The Game is a social phenomenon and an anti-memory game, the objective of which is to forget its existence. It is spread mostly by word of mouth, leading to a number of variations, but all share the same basic rules:
- Knowledge of The Game is the only thing required to play it.
- Thinking of The Game causes a player to lose.
- A losing player must announce the loss.
Different versions of the game exist, in which details are specified, such as allowing a short grace period (10-30 minutes) after losing to forget about the game again, at which point, they resume playing. Template:Citeneeded The Game has no end; players may lose repeatedly.
According to the Belgian newspaper De Morgen, the Game is played mainly in the United States and the United Kingdom, but also in Australia, Brazil, Japan, and Belgium. Despite its reported prevalence this is the only mainstream report of The Game.
The Game is a special example of a meme because its rules represent the fundamentals of memetic replication.
The Game has no set rule defining a "winning" player, but participants can measure their performance by comparing how often they lose relative to their opponents. Thus, strategy in these games consists of attempts to make one's opponents lose while minimizing one's personal losses. Students in the United Kingdom playing The Game have been reported to leave messages on blackboards and pieces of paper for other players to later come across.

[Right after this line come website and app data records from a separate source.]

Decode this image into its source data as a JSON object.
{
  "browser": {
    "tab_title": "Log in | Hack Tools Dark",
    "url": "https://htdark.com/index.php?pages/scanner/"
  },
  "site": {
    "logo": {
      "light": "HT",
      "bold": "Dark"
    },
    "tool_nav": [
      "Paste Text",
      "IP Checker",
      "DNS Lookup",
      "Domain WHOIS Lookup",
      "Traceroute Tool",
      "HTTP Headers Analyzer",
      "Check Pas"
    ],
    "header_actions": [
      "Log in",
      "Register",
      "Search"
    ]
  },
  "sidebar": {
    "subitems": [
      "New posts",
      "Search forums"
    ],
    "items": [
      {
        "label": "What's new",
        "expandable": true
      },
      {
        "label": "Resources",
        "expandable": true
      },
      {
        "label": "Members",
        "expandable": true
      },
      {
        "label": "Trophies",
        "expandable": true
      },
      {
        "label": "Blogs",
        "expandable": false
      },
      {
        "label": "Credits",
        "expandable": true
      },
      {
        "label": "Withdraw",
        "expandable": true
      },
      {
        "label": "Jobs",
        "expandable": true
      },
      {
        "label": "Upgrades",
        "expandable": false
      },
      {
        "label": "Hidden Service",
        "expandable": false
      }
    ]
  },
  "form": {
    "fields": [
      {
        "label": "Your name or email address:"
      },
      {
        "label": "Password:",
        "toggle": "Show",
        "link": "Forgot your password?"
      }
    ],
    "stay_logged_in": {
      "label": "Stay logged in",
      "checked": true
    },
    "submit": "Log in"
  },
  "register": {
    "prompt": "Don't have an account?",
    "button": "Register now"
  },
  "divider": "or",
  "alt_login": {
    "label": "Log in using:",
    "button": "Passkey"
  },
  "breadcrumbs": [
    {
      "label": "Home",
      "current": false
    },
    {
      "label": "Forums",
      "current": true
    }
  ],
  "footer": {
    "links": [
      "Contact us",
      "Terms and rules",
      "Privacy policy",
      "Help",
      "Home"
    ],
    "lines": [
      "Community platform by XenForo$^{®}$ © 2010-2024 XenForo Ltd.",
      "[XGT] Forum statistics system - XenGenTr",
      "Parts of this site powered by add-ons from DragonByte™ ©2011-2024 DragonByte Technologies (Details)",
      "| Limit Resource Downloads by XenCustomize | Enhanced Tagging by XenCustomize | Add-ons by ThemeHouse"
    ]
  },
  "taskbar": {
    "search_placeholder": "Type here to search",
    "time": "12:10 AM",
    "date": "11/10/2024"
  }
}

The origin of The Game is uncertain. The earliest mention on the Internet currently known is August 2002,  although some players claim to have been playing for much longer. The earliest known Internet mention where a date can be established with certainty is a Usenet news posting from December 2003. 
- The Game Tree is an online family tree that has been set up to try and trace the spread of The Game back to its origins.